Women Prepare the Turkey and Other Foods in the Kitchen Beginning the Day Before Thanksgiving. GGA Image ID # 1458be180d
ON the morning of Thursday next, as the general custom of late years has been, all those heedful of the various proclamations of the civil authority will assemble at their respective places of worship, and, like old Governor Bradford, "thank God with all their hearts for the good world and the good things in it."
May they be fewer than usual this year who are compelled to agree with a former Mayor of New York in the days of the war, who issued his proclamation according to form to such as might feel thankful, adding that he himself could see little to be thankful for in the occurrences of the year just past!
As a wise man said, "Things might always be worse than they are, and those who cannot think of anything else have this for their consolation." Neither custom nor proclamations, however, limit the business of the day to the returning of thanks for blessings received. "Is it not strange, when we do justly consider it," is the sage remark of an old divine, "that man who eateth and drinketh four times daily, and has the necessity for worship forever within him, shall conjoin the festival of the belly and the festival of praise?"
The day, as every well-regulated housewife knows, does "conjoin the festival of the belly with the festival of praise," and there is urgent need that before the day arrives proper provision shall be made for the more carnal part of the celebration.

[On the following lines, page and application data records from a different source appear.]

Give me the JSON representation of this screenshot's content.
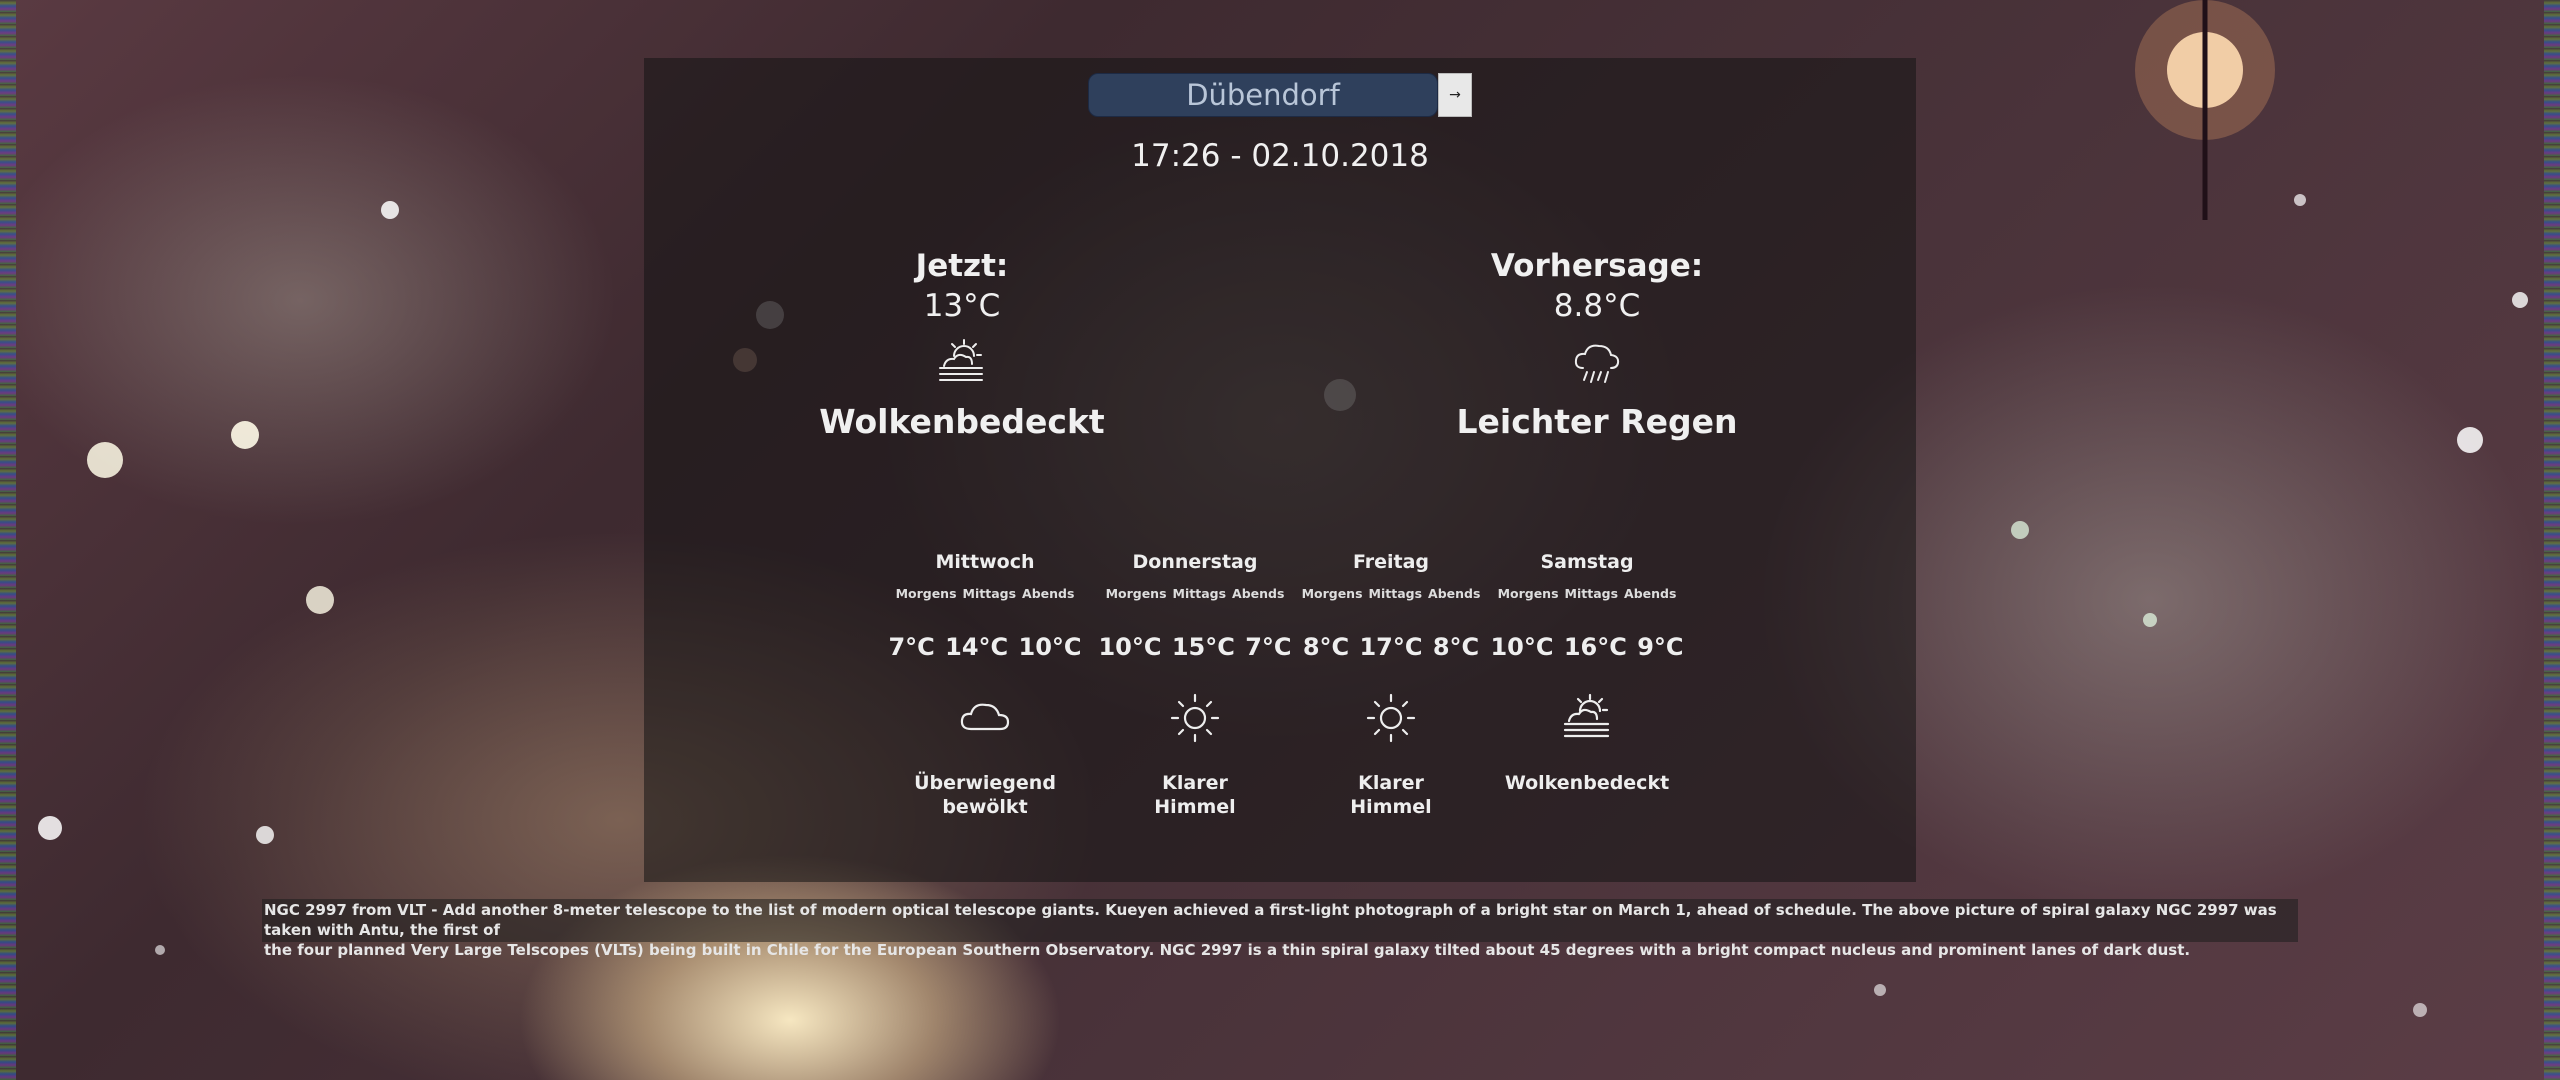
{
  "location": {
    "city_value": "Dübendorf",
    "submit_icon": "arrow-right-icon",
    "submit_label": "→"
  },
  "datetime": "17:26 - 02.10.2018",
  "current": {
    "label": "Jetzt:",
    "temperature": "13°C",
    "condition": "Wolkenbedeckt",
    "icon": "sun-behind-clouds-fog-icon"
  },
  "forecast": {
    "label": "Vorhersage:",
    "temperature": "8.8°C",
    "condition": "Leichter Regen",
    "icon": "rain-cloud-icon"
  },
  "periods": [
    "Morgens",
    "Mittags",
    "Abends"
  ],
  "days": [
    {
      "name": "Mittwoch",
      "temps": [
        "7°C",
        "14°C",
        "10°C"
      ],
      "condition_line1": "Überwiegend",
      "condition_line2": "bewölkt",
      "icon": "cloud-icon"
    },
    {
      "name": "Donnerstag",
      "temps": [
        "10°C",
        "15°C",
        "7°C"
      ],
      "condition_line1": "Klarer",
      "condition_line2": "Himmel",
      "icon": "sun-icon"
    },
    {
      "name": "Freitag",
      "temps": [
        "8°C",
        "17°C",
        "8°C"
      ],
      "condition_line1": "Klarer",
      "condition_line2": "Himmel",
      "icon": "sun-icon"
    },
    {
      "name": "Samstag",
      "temps": [
        "10°C",
        "16°C",
        "9°C"
      ],
      "condition_line1": "Wolkenbedeckt",
      "condition_line2": "",
      "icon": "sun-behind-clouds-fog-icon"
    }
  ],
  "caption": {
    "line1": "NGC 2997 from VLT - Add another 8-meter telescope to the list of modern optical telescope giants. Kueyen achieved a first-light photograph of a bright star on March 1, ahead of schedule. The above picture of spiral galaxy NGC 2997 was taken with Antu, the first of",
    "line2": "the four planned Very Large Telscopes (VLTs) being built in Chile for the European Southern Observatory. NGC 2997 is a thin spiral galaxy tilted about 45 degrees with a bright compact nucleus and prominent lanes of dark dust."
  }
}
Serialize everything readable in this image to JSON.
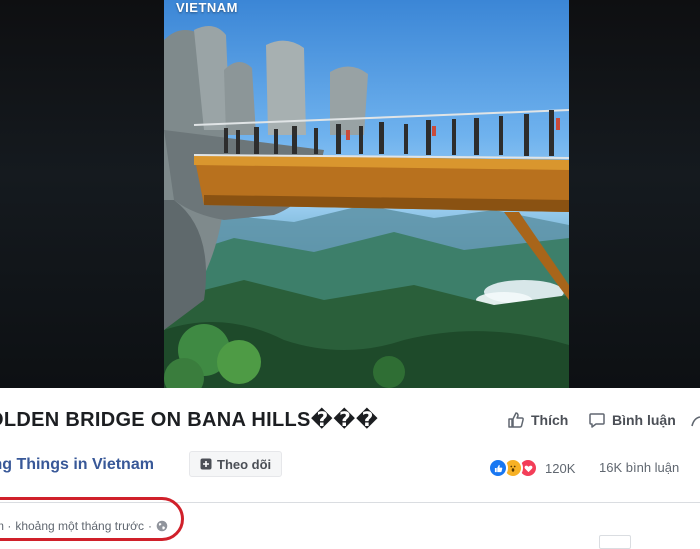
{
  "video": {
    "brand": "VIETNAM"
  },
  "post": {
    "title": "OLDEN BRIDGE ON BANA HILLS���",
    "page_name": "ing Things in Vietnam",
    "follow_label": "Theo dõi",
    "like_label": "Thích",
    "comment_label": "Bình luận",
    "reaction_count": "120K",
    "comment_count": "16K bình luận",
    "meta_prefix": "m ·",
    "time_ago": "khoảng một tháng trước",
    "meta_sep": "·",
    "reactions": [
      "like",
      "wow",
      "love"
    ],
    "privacy_icon": "globe-icon"
  },
  "colors": {
    "link": "#385898",
    "highlight_outline": "#d0202a",
    "like_reaction": "#1877f2",
    "love_reaction": "#f33e58",
    "wow_reaction": "#f7b125"
  }
}
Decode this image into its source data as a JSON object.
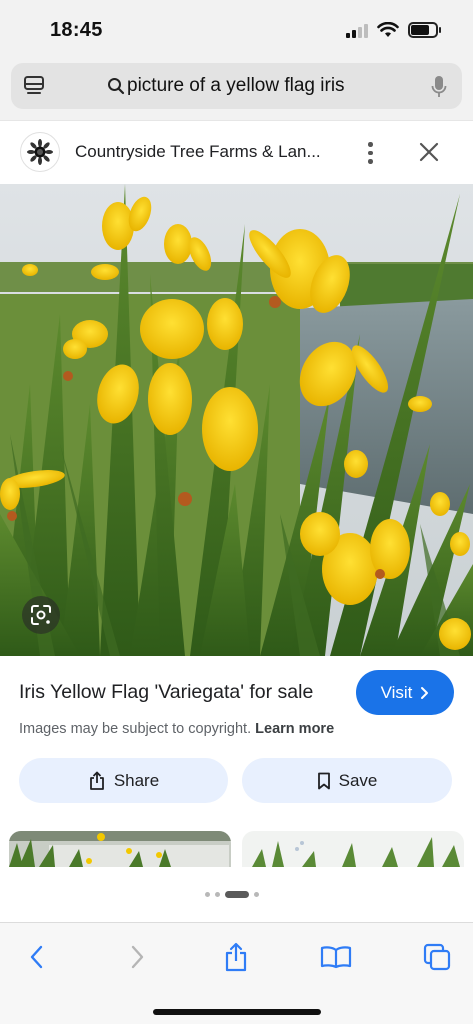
{
  "status_bar": {
    "time": "18:45",
    "battery_level": 0.75
  },
  "url_bar": {
    "query": "picture of a yellow flag iris",
    "search_icon": "search-icon",
    "tabs_icon": "tab-overview-icon",
    "mic_icon": "microphone-icon"
  },
  "source": {
    "name": "Countryside Tree Farms & Lan...",
    "favicon": "sunflower-logo",
    "menu_icon": "more-vert-icon",
    "close_icon": "close-icon"
  },
  "image": {
    "alt_subject": "yellow flag iris photo",
    "lens_icon": "google-lens-icon"
  },
  "result": {
    "title": "Iris Yellow Flag 'Variegata' for sale",
    "visit_label": "Visit",
    "copyright_text": "Images may be subject to copyright.",
    "learn_more": "Learn more",
    "share_label": "Share",
    "save_label": "Save"
  },
  "pager": {
    "count": 4,
    "active_index": 2
  },
  "toolbar": {
    "items": [
      "back-icon",
      "forward-icon",
      "share-icon",
      "bookmarks-icon",
      "tabs-icon"
    ]
  },
  "colors": {
    "accent": "#1a73e8",
    "tonal_button": "#e8f0fe",
    "safari_blue": "#2f7cf6"
  }
}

Our artist has recognized this, else why should so grave a consultation be held over the turkeys which are to be roasted on the morrow. Why does the young woman wrinkle her fair brows over the cookbook? Is she considering how the stuffing—or the filling, as our Philadelphia friends denominate the mixture—shall be proportioned? Or is she in a quandary over the vague directions which it is the delightful fashion of cookbooks to give—a little sage, a little onion, a little parsley, and a little something else?
Whatever the council determines upon, it is to be hoped that just a little green pepper will be added to the dressing, and a little of everything else too which is good and happens to be handy.
Not more than forty years ago Thanksgiving proclamations were only issued by the Governors of Massachusetts and Connecticut, but now what used to be called south of the Potomac the "New England Christmas" is celebrated in the length and breadth of the land, though the day has lost in a great measure its early significance.
In the early colonial days the Puritans of New England abolished Christmas as a relic of popery and prelacy, which they held in nearly equal detestation. Laws were passed to punish the observance of Christmas Day.
Someday, however, was needed to replace this discarded holiday, and Thanksgiving Day, toward the close of November, was selected to take the place. And so began this now universal American custom which is kept up in every part of the world wherever any little group of Americans happen to be gathered together.
These serious colonists built better than they knew, for while the Christmas celebration has been shorn of none of its glories, another day has been added to the few holidays of the people, and this day is happily given over to kindly reunions of families and friends, and something thereby added to that good-will among men which binds society together in firmer fellowship.
"The Day Before Thanksgiving," in Harper's Weekly Supplement, New York: Harper & Brothers, Vol. XXXIV, No. 1770, 22 November 1890, p. 912+.